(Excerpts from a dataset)

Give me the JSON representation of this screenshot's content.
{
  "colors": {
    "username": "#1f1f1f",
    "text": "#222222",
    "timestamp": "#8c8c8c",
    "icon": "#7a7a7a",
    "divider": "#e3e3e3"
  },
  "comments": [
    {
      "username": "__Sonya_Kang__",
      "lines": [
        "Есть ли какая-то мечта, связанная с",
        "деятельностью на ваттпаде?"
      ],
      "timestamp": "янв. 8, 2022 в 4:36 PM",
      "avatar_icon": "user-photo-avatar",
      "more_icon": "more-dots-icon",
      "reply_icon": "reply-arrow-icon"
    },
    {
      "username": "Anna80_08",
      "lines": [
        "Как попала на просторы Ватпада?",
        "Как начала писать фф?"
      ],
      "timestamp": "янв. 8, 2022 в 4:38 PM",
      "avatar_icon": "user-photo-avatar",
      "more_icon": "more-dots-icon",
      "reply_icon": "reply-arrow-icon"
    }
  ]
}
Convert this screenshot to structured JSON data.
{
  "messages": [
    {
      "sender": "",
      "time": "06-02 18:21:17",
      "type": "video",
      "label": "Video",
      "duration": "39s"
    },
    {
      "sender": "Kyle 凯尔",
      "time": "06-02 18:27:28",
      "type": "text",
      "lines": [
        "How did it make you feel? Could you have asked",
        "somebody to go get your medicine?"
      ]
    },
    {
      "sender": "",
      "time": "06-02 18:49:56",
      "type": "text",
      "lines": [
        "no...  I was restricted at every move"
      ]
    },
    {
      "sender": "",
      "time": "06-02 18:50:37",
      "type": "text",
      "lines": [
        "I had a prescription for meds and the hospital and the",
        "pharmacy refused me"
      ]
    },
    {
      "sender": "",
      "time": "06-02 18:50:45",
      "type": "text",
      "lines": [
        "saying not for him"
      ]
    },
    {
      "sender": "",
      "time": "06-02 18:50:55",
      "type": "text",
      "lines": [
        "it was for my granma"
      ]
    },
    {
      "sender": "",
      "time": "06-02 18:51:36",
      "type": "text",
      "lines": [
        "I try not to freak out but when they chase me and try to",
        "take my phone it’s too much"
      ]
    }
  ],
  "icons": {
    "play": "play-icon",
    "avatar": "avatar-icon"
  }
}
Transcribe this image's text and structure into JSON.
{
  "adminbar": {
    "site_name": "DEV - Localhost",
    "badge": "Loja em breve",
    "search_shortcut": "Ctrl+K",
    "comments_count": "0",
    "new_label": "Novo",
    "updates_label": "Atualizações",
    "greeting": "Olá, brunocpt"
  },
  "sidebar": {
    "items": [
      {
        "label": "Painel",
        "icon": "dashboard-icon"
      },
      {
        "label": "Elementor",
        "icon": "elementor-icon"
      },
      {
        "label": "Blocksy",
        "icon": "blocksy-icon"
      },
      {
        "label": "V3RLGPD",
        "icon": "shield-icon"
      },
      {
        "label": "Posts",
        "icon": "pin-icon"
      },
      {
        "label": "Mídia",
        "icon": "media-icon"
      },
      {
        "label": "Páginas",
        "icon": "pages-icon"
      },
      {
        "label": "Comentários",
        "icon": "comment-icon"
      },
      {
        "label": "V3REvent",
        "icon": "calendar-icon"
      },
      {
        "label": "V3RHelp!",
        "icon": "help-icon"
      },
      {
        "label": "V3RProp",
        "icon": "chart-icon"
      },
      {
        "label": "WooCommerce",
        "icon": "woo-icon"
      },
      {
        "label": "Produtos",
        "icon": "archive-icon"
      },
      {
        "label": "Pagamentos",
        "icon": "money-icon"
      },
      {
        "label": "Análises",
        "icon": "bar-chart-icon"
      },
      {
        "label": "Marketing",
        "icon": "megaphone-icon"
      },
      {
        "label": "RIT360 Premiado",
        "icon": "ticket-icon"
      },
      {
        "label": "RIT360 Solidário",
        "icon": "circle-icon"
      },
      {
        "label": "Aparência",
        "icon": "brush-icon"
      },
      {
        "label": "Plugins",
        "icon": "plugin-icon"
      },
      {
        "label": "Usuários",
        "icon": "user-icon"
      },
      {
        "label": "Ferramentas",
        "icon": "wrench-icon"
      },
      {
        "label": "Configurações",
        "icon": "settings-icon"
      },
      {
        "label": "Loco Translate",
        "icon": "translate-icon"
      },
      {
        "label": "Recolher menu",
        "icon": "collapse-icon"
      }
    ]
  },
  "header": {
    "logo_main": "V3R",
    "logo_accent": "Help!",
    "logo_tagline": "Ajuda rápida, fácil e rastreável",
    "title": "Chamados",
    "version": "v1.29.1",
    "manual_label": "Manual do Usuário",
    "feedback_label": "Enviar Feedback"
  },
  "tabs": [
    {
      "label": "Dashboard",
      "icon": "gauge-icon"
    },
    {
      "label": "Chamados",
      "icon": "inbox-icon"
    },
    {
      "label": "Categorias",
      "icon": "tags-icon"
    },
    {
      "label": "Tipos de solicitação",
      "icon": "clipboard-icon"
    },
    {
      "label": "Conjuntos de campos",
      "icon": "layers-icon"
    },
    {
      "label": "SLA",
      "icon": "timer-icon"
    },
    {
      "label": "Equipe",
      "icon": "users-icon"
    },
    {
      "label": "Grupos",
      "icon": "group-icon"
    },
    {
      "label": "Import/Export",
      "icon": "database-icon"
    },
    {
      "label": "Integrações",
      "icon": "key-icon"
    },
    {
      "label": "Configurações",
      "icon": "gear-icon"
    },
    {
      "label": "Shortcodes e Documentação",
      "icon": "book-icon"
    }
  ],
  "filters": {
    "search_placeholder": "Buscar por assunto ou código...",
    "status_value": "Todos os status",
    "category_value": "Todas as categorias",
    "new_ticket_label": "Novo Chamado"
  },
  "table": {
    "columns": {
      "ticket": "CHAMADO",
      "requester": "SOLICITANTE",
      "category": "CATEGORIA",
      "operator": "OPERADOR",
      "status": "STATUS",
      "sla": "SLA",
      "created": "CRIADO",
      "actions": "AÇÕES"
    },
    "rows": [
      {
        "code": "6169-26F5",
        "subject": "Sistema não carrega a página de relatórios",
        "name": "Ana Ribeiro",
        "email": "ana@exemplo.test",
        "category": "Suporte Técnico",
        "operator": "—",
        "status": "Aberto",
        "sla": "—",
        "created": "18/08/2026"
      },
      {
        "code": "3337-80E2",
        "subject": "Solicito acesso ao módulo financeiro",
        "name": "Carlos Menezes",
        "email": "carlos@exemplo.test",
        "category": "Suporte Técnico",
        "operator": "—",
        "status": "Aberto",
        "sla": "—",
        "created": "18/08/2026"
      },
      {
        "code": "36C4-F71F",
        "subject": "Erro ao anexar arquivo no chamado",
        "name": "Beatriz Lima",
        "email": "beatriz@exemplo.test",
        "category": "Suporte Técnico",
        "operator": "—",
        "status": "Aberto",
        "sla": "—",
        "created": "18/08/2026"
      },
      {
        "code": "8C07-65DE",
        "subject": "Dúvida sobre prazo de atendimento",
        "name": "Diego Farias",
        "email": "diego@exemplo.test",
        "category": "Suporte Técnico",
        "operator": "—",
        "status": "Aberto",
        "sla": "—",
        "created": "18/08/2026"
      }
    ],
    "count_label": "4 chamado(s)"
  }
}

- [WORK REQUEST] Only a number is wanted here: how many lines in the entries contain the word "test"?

- [TASK SOLUTION] 4